— SUPPLIED DATA —

========

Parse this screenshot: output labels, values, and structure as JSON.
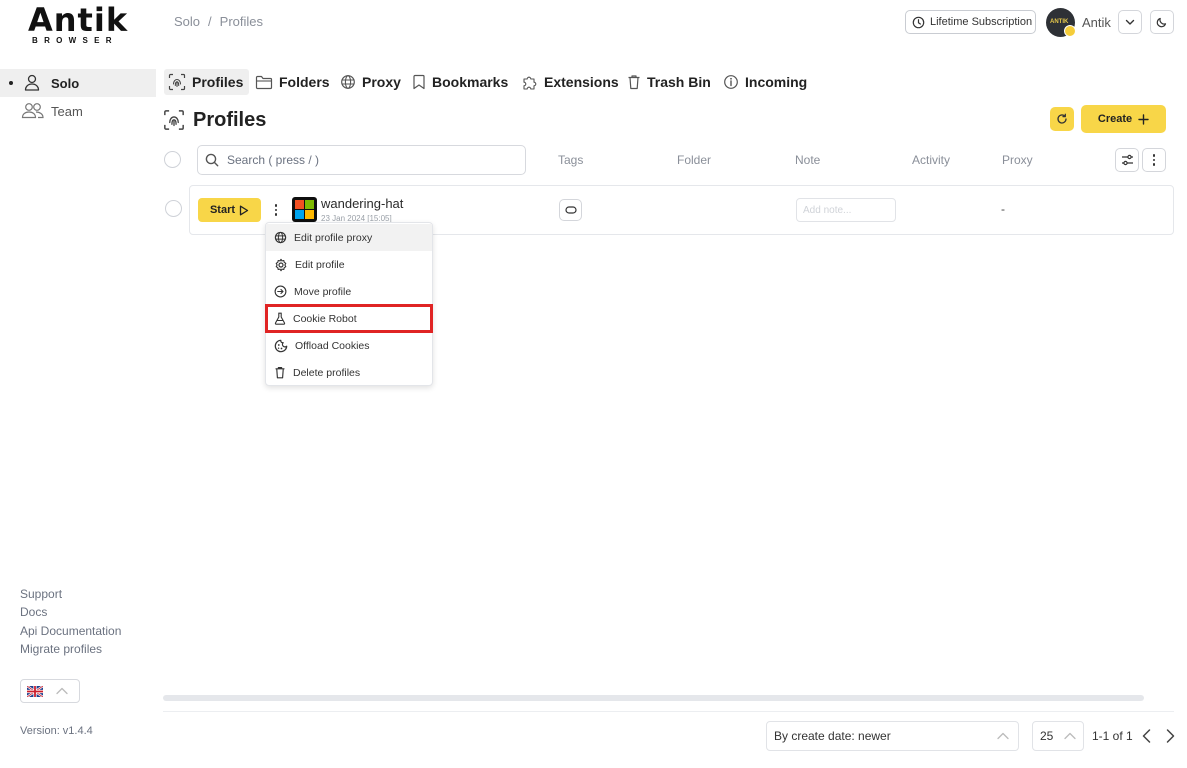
{
  "brand": {
    "logo_word": "Antik",
    "logo_sub": "BROWSER"
  },
  "breadcrumb": {
    "root": "Solo",
    "separator": "/",
    "current": "Profiles"
  },
  "header": {
    "lifetime_label": "Lifetime Subscription",
    "avatar_label": "ANTIK",
    "user_name": "Antik"
  },
  "sidebar": {
    "workspaces": [
      {
        "label": "Solo",
        "icon": "person-icon",
        "active": true
      },
      {
        "label": "Team",
        "icon": "people-icon",
        "active": false
      }
    ],
    "links": [
      "Support",
      "Docs",
      "Api Documentation",
      "Migrate profiles"
    ],
    "language": "EN (UK flag)",
    "version": "Version: v1.4.4"
  },
  "tabs": [
    {
      "label": "Profiles",
      "icon": "fingerprint-icon",
      "active": true
    },
    {
      "label": "Folders",
      "icon": "folder-icon"
    },
    {
      "label": "Proxy",
      "icon": "globe-icon"
    },
    {
      "label": "Bookmarks",
      "icon": "bookmark-icon"
    },
    {
      "label": "Extensions",
      "icon": "puzzle-icon"
    },
    {
      "label": "Trash Bin",
      "icon": "trash-icon"
    },
    {
      "label": "Incoming",
      "icon": "info-icon"
    }
  ],
  "page": {
    "title": "Profiles",
    "create_label": "Create"
  },
  "search": {
    "placeholder": "Search ( press / )",
    "value": ""
  },
  "columns": {
    "tags": "Tags",
    "folder": "Folder",
    "note": "Note",
    "activity": "Activity",
    "proxy": "Proxy"
  },
  "profiles": [
    {
      "start_label": "Start",
      "os_icon": "windows-icon",
      "name": "wandering-hat",
      "date": "23 Jan 2024 [15:05]",
      "note_placeholder": "Add note...",
      "activity": "",
      "proxy": "-"
    }
  ],
  "context_menu": {
    "items": [
      {
        "label": "Edit profile proxy",
        "icon": "globe-icon",
        "hover": true
      },
      {
        "label": "Edit profile",
        "icon": "gear-icon"
      },
      {
        "label": "Move profile",
        "icon": "arrow-circle-icon"
      },
      {
        "label": "Cookie Robot",
        "icon": "flask-icon",
        "highlighted": true
      },
      {
        "label": "Offload Cookies",
        "icon": "cookie-icon"
      },
      {
        "label": "Delete profiles",
        "icon": "trash-icon"
      }
    ]
  },
  "footer": {
    "sort_value": "By create date: newer",
    "per_page": "25",
    "page_info": "1-1 of 1"
  },
  "colors": {
    "accent": "#f8d648",
    "highlight_border": "#e02424",
    "active_bg": "#efefef"
  }
}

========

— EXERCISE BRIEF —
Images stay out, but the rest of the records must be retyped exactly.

— OUTPUT OF THE EXERCISE —
Parse this screenshot: output labels, values, and structure as JSON.
{
  "brand": {
    "logo_word": "Antik",
    "logo_sub": "BROWSER"
  },
  "breadcrumb": {
    "root": "Solo",
    "separator": "/",
    "current": "Profiles"
  },
  "header": {
    "lifetime_label": "Lifetime Subscription",
    "avatar_label": "ANTIK",
    "user_name": "Antik"
  },
  "sidebar": {
    "workspaces": [
      {
        "label": "Solo",
        "icon": "person-icon",
        "active": true
      },
      {
        "label": "Team",
        "icon": "people-icon",
        "active": false
      }
    ],
    "links": [
      "Support",
      "Docs",
      "Api Documentation",
      "Migrate profiles"
    ],
    "language": "EN (UK flag)",
    "version": "Version: v1.4.4"
  },
  "tabs": [
    {
      "label": "Profiles",
      "icon": "fingerprint-icon",
      "active": true
    },
    {
      "label": "Folders",
      "icon": "folder-icon"
    },
    {
      "label": "Proxy",
      "icon": "globe-icon"
    },
    {
      "label": "Bookmarks",
      "icon": "bookmark-icon"
    },
    {
      "label": "Extensions",
      "icon": "puzzle-icon"
    },
    {
      "label": "Trash Bin",
      "icon": "trash-icon"
    },
    {
      "label": "Incoming",
      "icon": "info-icon"
    }
  ],
  "page": {
    "title": "Profiles",
    "create_label": "Create"
  },
  "search": {
    "placeholder": "Search ( press / )",
    "value": ""
  },
  "columns": {
    "tags": "Tags",
    "folder": "Folder",
    "note": "Note",
    "activity": "Activity",
    "proxy": "Proxy"
  },
  "profiles": [
    {
      "start_label": "Start",
      "os_icon": "windows-icon",
      "name": "wandering-hat",
      "date": "23 Jan 2024 [15:05]",
      "note_placeholder": "Add note...",
      "activity": "",
      "proxy": "-"
    }
  ],
  "context_menu": {
    "items": [
      {
        "label": "Edit profile proxy",
        "icon": "globe-icon",
        "hover": true
      },
      {
        "label": "Edit profile",
        "icon": "gear-icon"
      },
      {
        "label": "Move profile",
        "icon": "arrow-circle-icon"
      },
      {
        "label": "Cookie Robot",
        "icon": "flask-icon",
        "highlighted": true
      },
      {
        "label": "Offload Cookies",
        "icon": "cookie-icon"
      },
      {
        "label": "Delete profiles",
        "icon": "trash-icon"
      }
    ]
  },
  "footer": {
    "sort_value": "By create date: newer",
    "per_page": "25",
    "page_info": "1-1 of 1"
  },
  "colors": {
    "accent": "#f8d648",
    "highlight_border": "#e02424",
    "active_bg": "#efefef"
  }
}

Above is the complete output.